Companies are facing pressure to raise wages, and the U.S. Chamber of Commerce is threatening to punish legislators who deny amnesty for roughly 3.5 million ‘dreamer’ illegals and ‘Temporary Protected Status’ migrants.
The threat was delivered via letter as Senators prepare to vote on Democratic-drafted amnesties and on GOP-drafted plans to cut the supply of immigrant chain-migration labor after 2028. The Chamber’s February 13 letter was titled “Key Vote Alert!,” and it said, underlined and in bold, that:
The Chamber may include votes on, or in relation to, to amendments addressing these priorities in our annual How They Voted scorecard.
The Chamber’s scorecard helps home-district CEOs and donors rank their legislators’ cooperation with the Chamber and can be used to pressure legislators to provide more aid.
The Chamber’s demand for more cheap labor is rational for its members, but it underlines how the nation’s economy has been distorted since the 1990s by the federal policy of economic growth by cheap-labor immigration.
The accumulated workforce of imported blue-collar and white-collar labor — which receives roughly 1 million new immigrants per year — reduces pressure for labor-saving investment and also shifts roughly $500 billion per year from employees towards employers, post-graduate professionals, and investors. That estimate comes from the 2016 National Academy of Science’s study on immigration, which estimated that immigration transfers roughly 5.2 percent of payrolls up to investors and employers.
Many of the companies which are pushing for an amnesty are also backing draft legislation which would provide them with an unlimited supply of white-collar foreign graduates at rock-bottom wages. That legislation, if ever passed, would force down salaries paid to American white-collar workers — just as illegal immigration has forced down wages for American blue-collar workers — and boost stock values on Wall Street.

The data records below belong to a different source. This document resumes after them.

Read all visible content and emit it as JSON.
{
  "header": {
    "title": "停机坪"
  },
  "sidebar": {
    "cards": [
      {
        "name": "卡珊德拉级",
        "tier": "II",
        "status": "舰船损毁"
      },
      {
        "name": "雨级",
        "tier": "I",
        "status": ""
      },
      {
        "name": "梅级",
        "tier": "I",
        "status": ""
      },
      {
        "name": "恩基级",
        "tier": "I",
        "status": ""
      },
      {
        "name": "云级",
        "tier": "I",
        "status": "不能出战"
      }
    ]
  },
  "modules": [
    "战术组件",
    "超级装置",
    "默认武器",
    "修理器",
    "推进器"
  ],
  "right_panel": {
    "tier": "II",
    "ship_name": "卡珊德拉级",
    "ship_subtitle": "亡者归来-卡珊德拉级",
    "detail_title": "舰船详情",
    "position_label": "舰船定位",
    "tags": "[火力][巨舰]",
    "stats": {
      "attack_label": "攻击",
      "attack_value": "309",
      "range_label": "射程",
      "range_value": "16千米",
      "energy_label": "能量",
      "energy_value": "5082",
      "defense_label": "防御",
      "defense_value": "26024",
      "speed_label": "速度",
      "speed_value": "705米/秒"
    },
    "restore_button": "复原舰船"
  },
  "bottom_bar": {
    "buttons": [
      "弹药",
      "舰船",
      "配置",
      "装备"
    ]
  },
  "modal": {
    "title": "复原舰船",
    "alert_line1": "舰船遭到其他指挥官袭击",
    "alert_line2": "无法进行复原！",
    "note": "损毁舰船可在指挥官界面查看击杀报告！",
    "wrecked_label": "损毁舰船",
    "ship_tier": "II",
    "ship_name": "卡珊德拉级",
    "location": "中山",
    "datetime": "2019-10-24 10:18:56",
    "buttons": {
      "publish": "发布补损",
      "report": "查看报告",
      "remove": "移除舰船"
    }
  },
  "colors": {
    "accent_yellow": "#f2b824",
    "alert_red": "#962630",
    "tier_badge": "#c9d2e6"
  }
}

Companies are seeking extra imported workers via amnesties because wages are rising as the nation’s formal unemployment rate drops. Without a large reserve army of unemployed people, companies are forced to compete for workers by offering higher wages, bonuses and training opportunities. For example, a new chart shows that annual wage growth (including inflation) rises above 2 percent once the “prime age non-employment rate” drops below 23 percent.
In early February, a federal report showed wages rose by roughly 1 percent, after inflation, from January 2017 to January 2018. Economists predict more wage pressure later this year as the economy continues to grow, partly because companies are using funds from the tax cut to expand.
Breitbart News reported February 13 the rising expectations of wage-raises in the 2018 election year:
The sharpest rise in expected income came from consumers earnings $50,0000 or less. In December, consumers at this income level forecast two percent wage growth. In January, this moved up to 2.81 percent. Consumers earning between $50,000 and $100,000 foresee 2.61 percent growth, up from 2.54 percent in December. The wealthiest households pulled back their expected wage gains to 2.83 percent from 3.0 percent.
The Chamber’s February 13 letter to legislators demands amnesty and work-permits for roughly 3.5 million foreigners, which is close to a year’s supply of new American workers. The letter said legislators should provide:
Permanent Relief for Dreamers: The Senate should provide permanent legislative relief for Dreamers such that as long as they follow the rules set by Congress, they will not be deported and will be able to continue to work or continue their education.
Permanent Relief for Long-Term TPS Beneficiaries: The Senate should provide permanent legislative relief for long-term beneficiaries of the Temporary Protected Status program, such that beneficiaries will not be deported and will be able to continue to work in the U.S.
No Reduction in Legal Immigration: A functioning immigration system should promote legal immigration, not discourage it. The Chamber supports reprioritizing how visas are allocated to better meet domestic economic and workforce needs, but strongly opposes any reduction in legal immigration. A reduction in legal immigration will hinder overall economic growth and only encourage additional illegal immigration …